> Your instructions
Check each line of the records below and collect those holding "JSON".

Dataset rows for apps and sites
● ● ● ● ●

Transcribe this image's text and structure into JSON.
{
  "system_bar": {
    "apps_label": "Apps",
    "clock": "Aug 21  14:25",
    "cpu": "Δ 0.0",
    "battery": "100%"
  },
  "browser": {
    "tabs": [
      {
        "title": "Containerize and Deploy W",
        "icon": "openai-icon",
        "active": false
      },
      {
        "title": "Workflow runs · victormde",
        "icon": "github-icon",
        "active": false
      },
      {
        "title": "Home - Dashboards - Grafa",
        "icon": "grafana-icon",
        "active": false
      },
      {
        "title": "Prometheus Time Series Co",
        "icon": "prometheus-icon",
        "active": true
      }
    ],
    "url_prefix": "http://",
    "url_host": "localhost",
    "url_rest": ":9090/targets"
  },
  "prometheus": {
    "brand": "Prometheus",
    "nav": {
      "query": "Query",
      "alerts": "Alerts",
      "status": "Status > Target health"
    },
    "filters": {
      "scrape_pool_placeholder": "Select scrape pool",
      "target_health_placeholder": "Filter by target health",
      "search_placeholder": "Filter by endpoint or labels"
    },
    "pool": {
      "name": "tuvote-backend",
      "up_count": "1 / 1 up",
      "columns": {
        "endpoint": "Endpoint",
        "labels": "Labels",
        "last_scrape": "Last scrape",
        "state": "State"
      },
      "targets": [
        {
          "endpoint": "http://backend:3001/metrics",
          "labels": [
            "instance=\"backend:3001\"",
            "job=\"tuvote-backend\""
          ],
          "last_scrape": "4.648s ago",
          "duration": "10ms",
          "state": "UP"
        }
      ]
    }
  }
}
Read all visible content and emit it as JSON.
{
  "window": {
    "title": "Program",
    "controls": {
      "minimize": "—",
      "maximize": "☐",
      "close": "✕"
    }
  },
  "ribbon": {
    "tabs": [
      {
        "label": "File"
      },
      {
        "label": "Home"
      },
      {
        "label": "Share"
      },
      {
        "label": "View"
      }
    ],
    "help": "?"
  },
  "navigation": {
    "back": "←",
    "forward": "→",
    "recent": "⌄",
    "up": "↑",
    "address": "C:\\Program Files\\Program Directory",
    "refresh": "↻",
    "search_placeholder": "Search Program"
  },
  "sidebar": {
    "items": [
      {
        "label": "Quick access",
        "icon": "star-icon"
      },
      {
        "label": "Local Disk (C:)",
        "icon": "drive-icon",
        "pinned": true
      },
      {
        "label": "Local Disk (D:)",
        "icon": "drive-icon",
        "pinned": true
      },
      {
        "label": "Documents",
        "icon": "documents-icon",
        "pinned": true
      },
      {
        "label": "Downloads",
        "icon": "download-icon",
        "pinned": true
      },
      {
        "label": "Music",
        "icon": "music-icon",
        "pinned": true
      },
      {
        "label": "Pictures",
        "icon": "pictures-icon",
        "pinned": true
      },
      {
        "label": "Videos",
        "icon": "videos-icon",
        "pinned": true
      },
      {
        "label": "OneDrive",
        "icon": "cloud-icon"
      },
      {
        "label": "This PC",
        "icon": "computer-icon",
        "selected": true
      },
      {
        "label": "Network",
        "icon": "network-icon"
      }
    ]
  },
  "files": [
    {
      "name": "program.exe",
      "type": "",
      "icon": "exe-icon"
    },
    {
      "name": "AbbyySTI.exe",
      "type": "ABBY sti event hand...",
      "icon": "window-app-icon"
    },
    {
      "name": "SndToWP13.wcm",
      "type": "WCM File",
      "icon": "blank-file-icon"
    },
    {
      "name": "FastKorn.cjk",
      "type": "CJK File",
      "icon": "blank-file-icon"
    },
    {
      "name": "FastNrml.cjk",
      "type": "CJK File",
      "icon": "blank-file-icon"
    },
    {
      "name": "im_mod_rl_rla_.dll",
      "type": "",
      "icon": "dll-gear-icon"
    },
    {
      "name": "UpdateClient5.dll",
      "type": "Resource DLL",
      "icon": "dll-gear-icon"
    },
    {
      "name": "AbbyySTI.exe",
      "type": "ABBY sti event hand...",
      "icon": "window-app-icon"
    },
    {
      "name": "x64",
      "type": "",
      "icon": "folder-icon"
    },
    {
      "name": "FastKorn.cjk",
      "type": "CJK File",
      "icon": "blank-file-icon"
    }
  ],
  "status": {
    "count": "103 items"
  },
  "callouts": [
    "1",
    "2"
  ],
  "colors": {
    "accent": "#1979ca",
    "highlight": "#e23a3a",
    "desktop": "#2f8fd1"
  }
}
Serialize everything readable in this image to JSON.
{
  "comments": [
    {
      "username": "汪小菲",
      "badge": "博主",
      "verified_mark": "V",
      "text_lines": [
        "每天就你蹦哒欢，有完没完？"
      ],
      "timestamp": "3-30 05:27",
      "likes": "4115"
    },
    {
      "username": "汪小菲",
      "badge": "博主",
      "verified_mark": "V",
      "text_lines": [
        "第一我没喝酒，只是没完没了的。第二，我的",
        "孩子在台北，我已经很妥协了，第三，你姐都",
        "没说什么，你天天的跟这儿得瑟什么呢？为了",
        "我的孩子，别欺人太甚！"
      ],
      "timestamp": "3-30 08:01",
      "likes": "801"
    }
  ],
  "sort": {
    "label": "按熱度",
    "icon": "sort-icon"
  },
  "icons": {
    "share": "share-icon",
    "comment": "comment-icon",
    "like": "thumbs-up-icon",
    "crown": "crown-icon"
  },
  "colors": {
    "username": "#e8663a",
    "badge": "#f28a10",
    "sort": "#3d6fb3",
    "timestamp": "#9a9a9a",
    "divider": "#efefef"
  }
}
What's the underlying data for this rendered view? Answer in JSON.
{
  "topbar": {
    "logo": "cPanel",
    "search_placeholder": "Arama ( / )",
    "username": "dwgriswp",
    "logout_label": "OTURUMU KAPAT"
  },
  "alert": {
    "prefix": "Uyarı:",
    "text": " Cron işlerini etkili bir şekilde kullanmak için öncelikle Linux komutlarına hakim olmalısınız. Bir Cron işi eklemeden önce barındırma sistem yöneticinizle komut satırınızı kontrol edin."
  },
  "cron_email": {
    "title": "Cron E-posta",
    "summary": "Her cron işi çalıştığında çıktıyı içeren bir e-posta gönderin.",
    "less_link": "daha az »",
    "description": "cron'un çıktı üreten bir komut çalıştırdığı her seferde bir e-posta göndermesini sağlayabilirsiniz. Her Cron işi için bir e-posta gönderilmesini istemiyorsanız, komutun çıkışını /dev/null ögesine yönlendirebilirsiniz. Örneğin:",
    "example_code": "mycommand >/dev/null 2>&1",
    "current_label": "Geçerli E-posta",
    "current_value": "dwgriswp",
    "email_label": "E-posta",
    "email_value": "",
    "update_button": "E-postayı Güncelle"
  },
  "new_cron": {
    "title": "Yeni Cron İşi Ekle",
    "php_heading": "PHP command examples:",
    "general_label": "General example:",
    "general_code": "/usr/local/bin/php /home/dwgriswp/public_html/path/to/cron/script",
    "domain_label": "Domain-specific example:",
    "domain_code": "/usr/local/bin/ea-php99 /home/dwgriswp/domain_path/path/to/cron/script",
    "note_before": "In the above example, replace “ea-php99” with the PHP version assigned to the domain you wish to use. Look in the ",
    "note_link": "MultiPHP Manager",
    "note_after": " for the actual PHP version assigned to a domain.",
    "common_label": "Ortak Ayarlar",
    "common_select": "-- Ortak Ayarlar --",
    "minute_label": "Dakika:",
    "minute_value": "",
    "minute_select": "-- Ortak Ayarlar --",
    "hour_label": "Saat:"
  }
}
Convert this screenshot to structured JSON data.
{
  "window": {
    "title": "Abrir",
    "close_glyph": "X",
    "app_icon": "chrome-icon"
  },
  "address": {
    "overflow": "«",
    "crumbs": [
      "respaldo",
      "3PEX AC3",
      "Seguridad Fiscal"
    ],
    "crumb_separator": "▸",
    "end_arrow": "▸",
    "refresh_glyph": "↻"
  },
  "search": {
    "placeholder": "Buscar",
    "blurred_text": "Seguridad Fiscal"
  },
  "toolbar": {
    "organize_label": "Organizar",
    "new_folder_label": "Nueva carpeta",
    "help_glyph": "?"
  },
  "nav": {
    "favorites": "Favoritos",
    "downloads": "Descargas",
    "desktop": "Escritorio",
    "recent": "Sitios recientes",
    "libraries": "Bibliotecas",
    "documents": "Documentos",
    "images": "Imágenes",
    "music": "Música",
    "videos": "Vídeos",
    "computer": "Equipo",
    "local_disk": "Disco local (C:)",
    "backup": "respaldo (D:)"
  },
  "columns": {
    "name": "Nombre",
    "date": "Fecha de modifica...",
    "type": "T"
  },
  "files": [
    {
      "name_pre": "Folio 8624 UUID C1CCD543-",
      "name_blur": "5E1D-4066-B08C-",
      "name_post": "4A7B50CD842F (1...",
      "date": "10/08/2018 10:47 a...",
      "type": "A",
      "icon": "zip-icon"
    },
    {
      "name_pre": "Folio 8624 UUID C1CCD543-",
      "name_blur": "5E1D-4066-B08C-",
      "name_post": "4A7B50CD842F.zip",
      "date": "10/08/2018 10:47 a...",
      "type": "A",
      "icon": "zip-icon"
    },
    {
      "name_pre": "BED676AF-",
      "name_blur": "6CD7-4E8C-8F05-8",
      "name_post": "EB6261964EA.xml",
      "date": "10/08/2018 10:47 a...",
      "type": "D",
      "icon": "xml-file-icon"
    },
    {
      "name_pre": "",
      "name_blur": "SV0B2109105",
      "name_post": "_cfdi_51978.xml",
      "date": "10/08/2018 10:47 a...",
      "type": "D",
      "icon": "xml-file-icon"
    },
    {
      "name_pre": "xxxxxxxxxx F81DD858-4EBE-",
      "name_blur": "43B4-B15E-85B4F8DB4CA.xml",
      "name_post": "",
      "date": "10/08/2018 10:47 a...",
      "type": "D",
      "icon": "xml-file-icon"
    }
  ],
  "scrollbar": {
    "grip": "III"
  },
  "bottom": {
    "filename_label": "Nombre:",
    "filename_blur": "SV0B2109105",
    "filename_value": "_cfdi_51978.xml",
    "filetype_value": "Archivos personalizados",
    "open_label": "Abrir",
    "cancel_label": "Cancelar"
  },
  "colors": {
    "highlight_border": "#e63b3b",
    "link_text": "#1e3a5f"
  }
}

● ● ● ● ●

> Written answer
Transcribe this image's text and structure into JSON.
Read all visible content and emit it as JSON.
Serialize everything readable in this image to JSON.
What's the underlying data for this rendered view? Answer in JSON.
Convert this screenshot to structured JSON data.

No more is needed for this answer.